(SOURCE RECORDS begins)

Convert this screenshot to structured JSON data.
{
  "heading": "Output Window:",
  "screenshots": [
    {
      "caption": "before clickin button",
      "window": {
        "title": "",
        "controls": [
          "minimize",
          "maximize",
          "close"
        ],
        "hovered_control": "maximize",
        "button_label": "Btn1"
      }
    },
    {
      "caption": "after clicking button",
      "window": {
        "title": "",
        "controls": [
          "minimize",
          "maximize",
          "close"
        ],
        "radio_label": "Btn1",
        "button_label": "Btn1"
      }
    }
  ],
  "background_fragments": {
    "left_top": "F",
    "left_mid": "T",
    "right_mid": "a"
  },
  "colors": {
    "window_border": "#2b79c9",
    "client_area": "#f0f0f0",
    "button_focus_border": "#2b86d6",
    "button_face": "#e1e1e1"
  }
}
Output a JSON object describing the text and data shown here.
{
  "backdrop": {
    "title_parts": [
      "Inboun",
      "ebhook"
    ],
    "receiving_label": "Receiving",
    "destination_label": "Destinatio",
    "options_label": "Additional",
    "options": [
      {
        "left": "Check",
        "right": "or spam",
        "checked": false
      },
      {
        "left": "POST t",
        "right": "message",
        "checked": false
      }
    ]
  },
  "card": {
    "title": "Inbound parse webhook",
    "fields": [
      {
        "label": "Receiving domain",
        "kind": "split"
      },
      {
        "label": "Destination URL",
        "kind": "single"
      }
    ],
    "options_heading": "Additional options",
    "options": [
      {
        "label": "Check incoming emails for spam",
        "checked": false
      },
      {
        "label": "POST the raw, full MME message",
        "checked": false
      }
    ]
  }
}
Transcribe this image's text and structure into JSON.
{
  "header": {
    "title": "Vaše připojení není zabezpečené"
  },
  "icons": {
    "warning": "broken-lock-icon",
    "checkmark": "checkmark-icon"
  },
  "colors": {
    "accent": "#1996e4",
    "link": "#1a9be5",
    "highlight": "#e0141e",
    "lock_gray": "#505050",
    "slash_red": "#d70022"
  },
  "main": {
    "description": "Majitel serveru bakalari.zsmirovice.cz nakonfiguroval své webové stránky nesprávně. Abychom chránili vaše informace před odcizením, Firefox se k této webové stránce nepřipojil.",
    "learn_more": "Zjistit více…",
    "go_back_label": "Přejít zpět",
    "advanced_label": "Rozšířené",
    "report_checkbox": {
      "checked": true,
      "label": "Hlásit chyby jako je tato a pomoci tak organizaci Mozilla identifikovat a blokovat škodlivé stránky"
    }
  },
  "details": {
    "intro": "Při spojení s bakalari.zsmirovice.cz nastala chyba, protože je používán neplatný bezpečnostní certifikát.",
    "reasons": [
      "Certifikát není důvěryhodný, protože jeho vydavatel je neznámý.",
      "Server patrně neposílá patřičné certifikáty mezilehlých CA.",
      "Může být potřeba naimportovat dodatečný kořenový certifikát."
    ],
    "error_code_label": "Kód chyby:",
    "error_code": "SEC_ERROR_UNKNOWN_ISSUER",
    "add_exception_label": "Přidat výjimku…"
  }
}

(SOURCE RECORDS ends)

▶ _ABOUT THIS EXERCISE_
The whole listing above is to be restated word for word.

▶ _EXERCISE SOLUTION_
Convert this screenshot to structured JSON data.
{
  "heading": "Output Window:",
  "screenshots": [
    {
      "caption": "before clickin button",
      "window": {
        "title": "",
        "controls": [
          "minimize",
          "maximize",
          "close"
        ],
        "hovered_control": "maximize",
        "button_label": "Btn1"
      }
    },
    {
      "caption": "after clicking button",
      "window": {
        "title": "",
        "controls": [
          "minimize",
          "maximize",
          "close"
        ],
        "radio_label": "Btn1",
        "button_label": "Btn1"
      }
    }
  ],
  "background_fragments": {
    "left_top": "F",
    "left_mid": "T",
    "right_mid": "a"
  },
  "colors": {
    "window_border": "#2b79c9",
    "client_area": "#f0f0f0",
    "button_focus_border": "#2b86d6",
    "button_face": "#e1e1e1"
  }
}
Output a JSON object describing the text and data shown here.
{
  "backdrop": {
    "title_parts": [
      "Inboun",
      "ebhook"
    ],
    "receiving_label": "Receiving",
    "destination_label": "Destinatio",
    "options_label": "Additional",
    "options": [
      {
        "left": "Check",
        "right": "or spam",
        "checked": false
      },
      {
        "left": "POST t",
        "right": "message",
        "checked": false
      }
    ]
  },
  "card": {
    "title": "Inbound parse webhook",
    "fields": [
      {
        "label": "Receiving domain",
        "kind": "split"
      },
      {
        "label": "Destination URL",
        "kind": "single"
      }
    ],
    "options_heading": "Additional options",
    "options": [
      {
        "label": "Check incoming emails for spam",
        "checked": false
      },
      {
        "label": "POST the raw, full MME message",
        "checked": false
      }
    ]
  }
}
Transcribe this image's text and structure into JSON.
{
  "header": {
    "title": "Vaše připojení není zabezpečené"
  },
  "icons": {
    "warning": "broken-lock-icon",
    "checkmark": "checkmark-icon"
  },
  "colors": {
    "accent": "#1996e4",
    "link": "#1a9be5",
    "highlight": "#e0141e",
    "lock_gray": "#505050",
    "slash_red": "#d70022"
  },
  "main": {
    "description": "Majitel serveru bakalari.zsmirovice.cz nakonfiguroval své webové stránky nesprávně. Abychom chránili vaše informace před odcizením, Firefox se k této webové stránce nepřipojil.",
    "learn_more": "Zjistit více…",
    "go_back_label": "Přejít zpět",
    "advanced_label": "Rozšířené",
    "report_checkbox": {
      "checked": true,
      "label": "Hlásit chyby jako je tato a pomoci tak organizaci Mozilla identifikovat a blokovat škodlivé stránky"
    }
  },
  "details": {
    "intro": "Při spojení s bakalari.zsmirovice.cz nastala chyba, protože je používán neplatný bezpečnostní certifikát.",
    "reasons": [
      "Certifikát není důvěryhodný, protože jeho vydavatel je neznámý.",
      "Server patrně neposílá patřičné certifikáty mezilehlých CA.",
      "Může být potřeba naimportovat dodatečný kořenový certifikát."
    ],
    "error_code_label": "Kód chyby:",
    "error_code": "SEC_ERROR_UNKNOWN_ISSUER",
    "add_exception_label": "Přidat výjimku…"
  }
}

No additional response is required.